The volume of residential construction loans increased by 2.4% during the third quarter of 2017, marking 18 consecutive quarters of growth. While the year-over-year growth rate has slowed, the uptick in the quarterly growth rate is good news for home building.
Tight availability of acquisition, development and construction (AD&C) loans has been a limiting factor for home building growth, but easing credit conditions and a growing loan base have helped expand residential construction activity in a thin inventory environment.
According to data from the FDIC and NAHB analysis, the outstanding stock of 1-4 unit residential construction loans made by FDIC-insured institutions rose by $1.7 billion during the third quarter of 2017, raising the total stock of outstanding loans to $73.2 billion.
On a year-over-year basis, the stock of residential construction loans is up 7%, as indicated by the red bars in the graph below. Past quarters of slow growth have reduced the year-over-year growth rates for loans outstanding, but the third quarter data suggests a possible change in trend.
Since the first quarter of 2013, the stock of outstanding home building construction loans has grown by 80%, an increase of $32 billion.
It is worth noting the FDIC data represent only the stock of loans, not changes in the underlying flows, so it is an imperfect data source. Nonetheless, recent growth in the stock of AD&C loans is a positive development. NAHB surveys of builders also suggest improving lending conditions, although recent Fed survey data indicates tightening for commercial real estate lending purposes.
However, lending remains much reduced from years past. The current stock of existing residential AD&C loans now stands 64% lower than the peak level of residential construction lending of $203.8 billion reached during the first quarter of 2008.
The FDIC data reveal that the total decline from peak lending for home building construction loans continues to exceed that of other AD&C loans (nonresidential, land development, and multifamily). Such forms of AD&C lending are off a smaller 41% from peak lending.
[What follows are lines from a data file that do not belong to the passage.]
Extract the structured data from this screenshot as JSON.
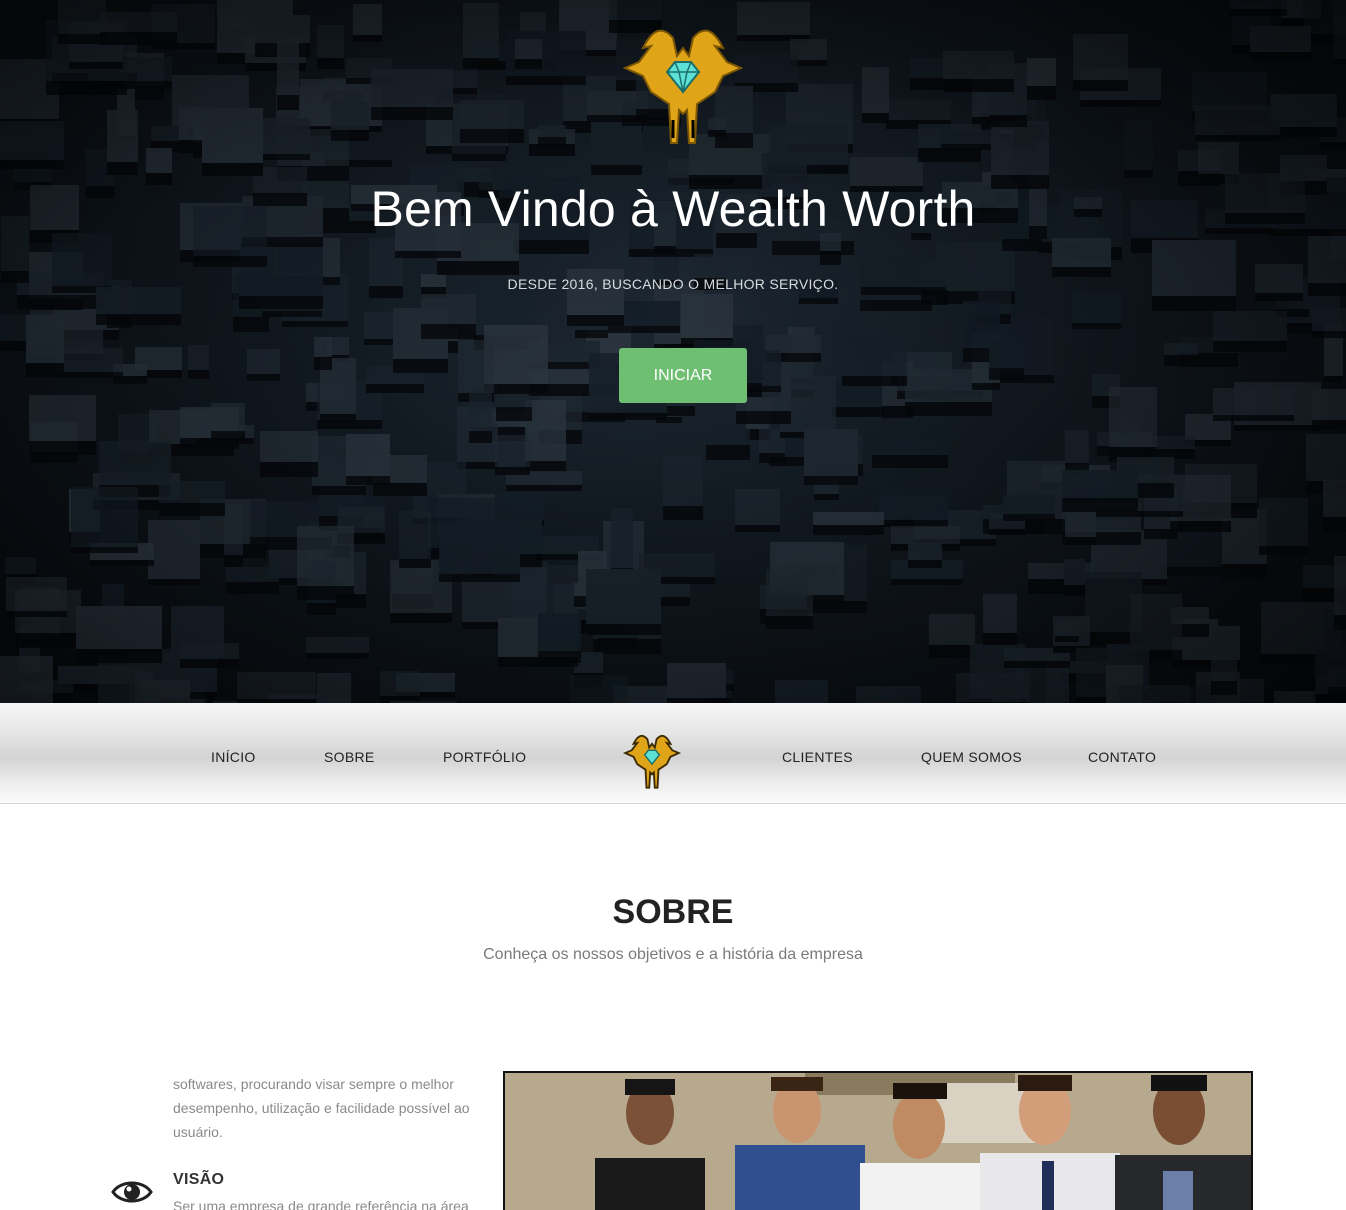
{
  "hero": {
    "title": "Bem Vindo à Wealth Worth",
    "subtitle": "DESDE 2016, BUSCANDO O MELHOR SERVIÇO.",
    "button_label": "INICIAR",
    "logo_icon": "diamond-crest-logo"
  },
  "nav": {
    "items": [
      "INÍCIO",
      "SOBRE",
      "PORTFÓLIO",
      "CLIENTES",
      "QUEM SOMOS",
      "CONTATO"
    ],
    "logo_icon": "diamond-crest-logo"
  },
  "about": {
    "title": "SOBRE",
    "subtitle": "Conheça os nossos objetivos e a história da empresa",
    "mission_text": "softwares, procurando visar sempre o melhor desempenho, utilização e facilidade possível ao usuário.",
    "vision_icon": "eye-icon",
    "vision_title": "VISÃO",
    "vision_text": "Ser uma empresa de grande referência na área"
  },
  "colors": {
    "accent_green": "#6fbf73",
    "logo_gold": "#e0a418",
    "diamond_cyan": "#5fe0d6",
    "hero_dark": "#121a22"
  }
}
This class of AD&C loans has now registered 17 quarters of expansion (2% for the third quarter of 2017).
Some land development loans connected to home building are grouped in this other class. NAHB survey data indicate land development loans face tighter lending conditions than loans for residential construction purposes.
Despite the steady increases in residential AD&C lending, there exists a lending gap between home building demand and available credit. This lending gap is being made up with other sources of capital, including equity, investments from non-FDIC insured institutions and lending from other private sources, which may in some cases offer less favorable terms for home builders than traditional AD&C loans.